Start of Block
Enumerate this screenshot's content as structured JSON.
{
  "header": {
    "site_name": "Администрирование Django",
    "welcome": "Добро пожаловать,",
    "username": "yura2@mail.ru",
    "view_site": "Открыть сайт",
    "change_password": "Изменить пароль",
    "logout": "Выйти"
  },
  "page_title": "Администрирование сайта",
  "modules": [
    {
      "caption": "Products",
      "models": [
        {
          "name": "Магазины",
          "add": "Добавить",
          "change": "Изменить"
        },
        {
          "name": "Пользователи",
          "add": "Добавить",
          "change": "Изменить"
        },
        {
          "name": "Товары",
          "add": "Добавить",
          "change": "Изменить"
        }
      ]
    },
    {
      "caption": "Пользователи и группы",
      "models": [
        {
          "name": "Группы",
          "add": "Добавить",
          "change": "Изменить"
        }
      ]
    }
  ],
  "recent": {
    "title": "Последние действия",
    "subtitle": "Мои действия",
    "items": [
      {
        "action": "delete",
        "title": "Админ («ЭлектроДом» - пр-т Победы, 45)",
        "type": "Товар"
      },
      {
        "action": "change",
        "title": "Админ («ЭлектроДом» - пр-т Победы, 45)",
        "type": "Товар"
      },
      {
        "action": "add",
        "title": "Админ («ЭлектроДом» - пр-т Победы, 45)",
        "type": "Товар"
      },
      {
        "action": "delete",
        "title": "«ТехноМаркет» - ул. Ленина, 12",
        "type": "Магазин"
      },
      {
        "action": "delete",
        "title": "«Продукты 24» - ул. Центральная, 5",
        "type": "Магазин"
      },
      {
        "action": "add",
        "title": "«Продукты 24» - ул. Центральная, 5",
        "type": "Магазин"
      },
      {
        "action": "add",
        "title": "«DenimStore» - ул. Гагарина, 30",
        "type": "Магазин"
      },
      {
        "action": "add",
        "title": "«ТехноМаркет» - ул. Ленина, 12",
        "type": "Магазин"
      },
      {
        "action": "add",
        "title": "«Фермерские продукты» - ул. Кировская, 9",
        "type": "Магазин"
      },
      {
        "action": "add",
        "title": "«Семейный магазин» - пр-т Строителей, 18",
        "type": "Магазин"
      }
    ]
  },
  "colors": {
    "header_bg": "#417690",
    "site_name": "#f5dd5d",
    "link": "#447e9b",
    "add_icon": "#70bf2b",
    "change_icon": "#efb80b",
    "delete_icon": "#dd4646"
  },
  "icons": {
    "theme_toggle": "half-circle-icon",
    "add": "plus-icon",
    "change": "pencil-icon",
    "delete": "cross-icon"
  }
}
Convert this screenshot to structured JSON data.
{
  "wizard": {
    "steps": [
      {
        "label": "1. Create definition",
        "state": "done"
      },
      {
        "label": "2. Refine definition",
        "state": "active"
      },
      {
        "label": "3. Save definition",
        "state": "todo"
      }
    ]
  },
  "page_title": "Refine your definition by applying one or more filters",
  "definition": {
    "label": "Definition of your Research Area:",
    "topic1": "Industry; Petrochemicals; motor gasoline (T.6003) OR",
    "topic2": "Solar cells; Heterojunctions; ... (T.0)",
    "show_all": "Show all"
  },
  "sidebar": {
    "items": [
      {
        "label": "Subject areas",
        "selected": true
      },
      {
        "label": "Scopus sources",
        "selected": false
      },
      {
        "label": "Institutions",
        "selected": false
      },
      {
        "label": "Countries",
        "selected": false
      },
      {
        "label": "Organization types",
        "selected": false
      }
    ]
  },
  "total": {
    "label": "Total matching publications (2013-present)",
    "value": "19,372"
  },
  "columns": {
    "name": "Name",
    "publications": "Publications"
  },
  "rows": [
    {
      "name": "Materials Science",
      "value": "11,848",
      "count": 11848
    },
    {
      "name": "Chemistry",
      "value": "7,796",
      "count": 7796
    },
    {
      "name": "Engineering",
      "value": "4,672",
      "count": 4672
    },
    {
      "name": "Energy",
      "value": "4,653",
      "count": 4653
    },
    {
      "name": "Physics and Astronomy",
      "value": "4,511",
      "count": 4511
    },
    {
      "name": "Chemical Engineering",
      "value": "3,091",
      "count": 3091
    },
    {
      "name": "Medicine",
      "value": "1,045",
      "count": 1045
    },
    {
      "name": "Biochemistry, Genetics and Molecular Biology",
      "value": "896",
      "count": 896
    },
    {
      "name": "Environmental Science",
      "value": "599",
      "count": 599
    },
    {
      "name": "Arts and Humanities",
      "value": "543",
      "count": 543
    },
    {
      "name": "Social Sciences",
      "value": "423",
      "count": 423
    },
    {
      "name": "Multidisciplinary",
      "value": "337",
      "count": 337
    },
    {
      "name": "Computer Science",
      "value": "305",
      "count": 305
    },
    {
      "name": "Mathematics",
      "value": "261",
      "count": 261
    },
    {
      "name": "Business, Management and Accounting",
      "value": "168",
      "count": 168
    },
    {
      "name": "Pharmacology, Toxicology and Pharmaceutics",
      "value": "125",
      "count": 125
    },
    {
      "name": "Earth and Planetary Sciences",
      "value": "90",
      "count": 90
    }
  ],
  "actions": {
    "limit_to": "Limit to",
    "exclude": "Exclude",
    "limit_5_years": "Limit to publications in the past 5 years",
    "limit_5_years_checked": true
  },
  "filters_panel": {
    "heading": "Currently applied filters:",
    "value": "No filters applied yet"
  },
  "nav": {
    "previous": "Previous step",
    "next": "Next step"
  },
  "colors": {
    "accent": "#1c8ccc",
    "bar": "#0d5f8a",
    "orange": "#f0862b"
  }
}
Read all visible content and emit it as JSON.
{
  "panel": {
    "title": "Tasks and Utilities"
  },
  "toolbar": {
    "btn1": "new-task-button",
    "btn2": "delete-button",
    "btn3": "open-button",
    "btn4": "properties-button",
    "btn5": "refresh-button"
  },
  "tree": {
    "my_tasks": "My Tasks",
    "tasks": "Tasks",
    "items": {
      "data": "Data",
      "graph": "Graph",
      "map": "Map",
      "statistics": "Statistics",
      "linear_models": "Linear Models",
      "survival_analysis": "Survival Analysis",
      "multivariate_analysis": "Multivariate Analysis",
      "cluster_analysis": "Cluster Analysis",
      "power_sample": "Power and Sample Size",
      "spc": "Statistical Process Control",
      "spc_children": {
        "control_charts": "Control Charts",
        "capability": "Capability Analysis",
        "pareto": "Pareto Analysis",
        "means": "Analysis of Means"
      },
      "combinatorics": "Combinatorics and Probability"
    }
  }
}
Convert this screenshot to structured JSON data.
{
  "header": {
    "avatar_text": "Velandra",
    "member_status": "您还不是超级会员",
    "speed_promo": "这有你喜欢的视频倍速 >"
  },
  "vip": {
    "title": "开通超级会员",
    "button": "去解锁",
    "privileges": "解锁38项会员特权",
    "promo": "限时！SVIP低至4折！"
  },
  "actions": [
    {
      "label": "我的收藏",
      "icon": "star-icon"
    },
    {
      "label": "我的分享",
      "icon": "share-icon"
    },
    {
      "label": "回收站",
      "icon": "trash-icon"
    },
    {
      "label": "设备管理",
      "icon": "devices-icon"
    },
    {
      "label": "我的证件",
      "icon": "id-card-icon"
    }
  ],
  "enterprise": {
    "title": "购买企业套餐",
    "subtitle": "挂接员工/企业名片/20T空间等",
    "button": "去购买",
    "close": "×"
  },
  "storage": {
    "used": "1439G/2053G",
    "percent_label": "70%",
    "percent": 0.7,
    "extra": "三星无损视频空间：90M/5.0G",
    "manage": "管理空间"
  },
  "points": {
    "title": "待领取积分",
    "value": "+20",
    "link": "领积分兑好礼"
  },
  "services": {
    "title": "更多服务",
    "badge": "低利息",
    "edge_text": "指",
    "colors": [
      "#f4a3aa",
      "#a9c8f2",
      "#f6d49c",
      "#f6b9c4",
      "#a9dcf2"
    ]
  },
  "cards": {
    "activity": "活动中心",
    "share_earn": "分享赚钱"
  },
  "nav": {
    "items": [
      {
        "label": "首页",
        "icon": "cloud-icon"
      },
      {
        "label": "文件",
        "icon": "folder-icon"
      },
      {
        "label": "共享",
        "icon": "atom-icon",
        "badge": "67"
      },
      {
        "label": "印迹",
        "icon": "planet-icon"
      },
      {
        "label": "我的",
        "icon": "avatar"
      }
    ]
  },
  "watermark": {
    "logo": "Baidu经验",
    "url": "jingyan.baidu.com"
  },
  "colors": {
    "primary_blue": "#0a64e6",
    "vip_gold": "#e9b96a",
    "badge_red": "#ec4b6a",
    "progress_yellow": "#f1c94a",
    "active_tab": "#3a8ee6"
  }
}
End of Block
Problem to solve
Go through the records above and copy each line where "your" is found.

Answer for the task
  "page_title": "Refine your definition by applying one or more filters",
    "label": "Definition of your Research Area:",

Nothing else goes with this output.